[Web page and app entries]
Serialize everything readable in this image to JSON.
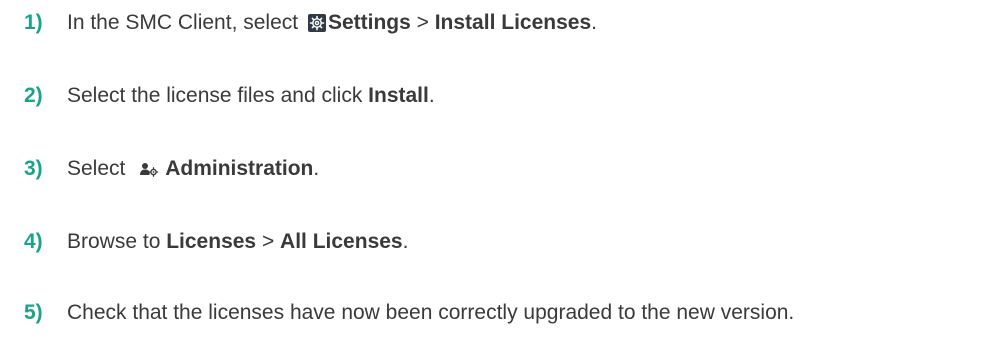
{
  "steps": [
    {
      "number": "1)",
      "pre": "In the SMC Client, select ",
      "icon": "settings-gear-icon",
      "b1": "Settings",
      "mid": " > ",
      "b2": "Install Licenses",
      "post": "."
    },
    {
      "number": "2)",
      "pre": "Select the license files and click ",
      "b1": "Install",
      "post": "."
    },
    {
      "number": "3)",
      "pre": "Select ",
      "icon": "administration-icon",
      "b1": "Administration",
      "post": "."
    },
    {
      "number": "4)",
      "pre": "Browse to ",
      "b1": "Licenses",
      "mid": " > ",
      "b2": "All Licenses",
      "post": "."
    },
    {
      "number": "5)",
      "text": "Check that the licenses have now been correctly upgraded to the new version."
    }
  ],
  "colors": {
    "step_number": "#1aa38a",
    "text": "#3a3a3a",
    "gear_icon_bg": "#2f3b46"
  }
}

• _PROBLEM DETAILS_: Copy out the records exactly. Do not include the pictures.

• _RESPONSE TO THE TASK_:
Serialize everything readable in this image to JSON.
{
  "steps": [
    {
      "number": "1)",
      "pre": "In the SMC Client, select ",
      "icon": "settings-gear-icon",
      "b1": "Settings",
      "mid": " > ",
      "b2": "Install Licenses",
      "post": "."
    },
    {
      "number": "2)",
      "pre": "Select the license files and click ",
      "b1": "Install",
      "post": "."
    },
    {
      "number": "3)",
      "pre": "Select ",
      "icon": "administration-icon",
      "b1": "Administration",
      "post": "."
    },
    {
      "number": "4)",
      "pre": "Browse to ",
      "b1": "Licenses",
      "mid": " > ",
      "b2": "All Licenses",
      "post": "."
    },
    {
      "number": "5)",
      "text": "Check that the licenses have now been correctly upgraded to the new version."
    }
  ],
  "colors": {
    "step_number": "#1aa38a",
    "text": "#3a3a3a",
    "gear_icon_bg": "#2f3b46"
  }
}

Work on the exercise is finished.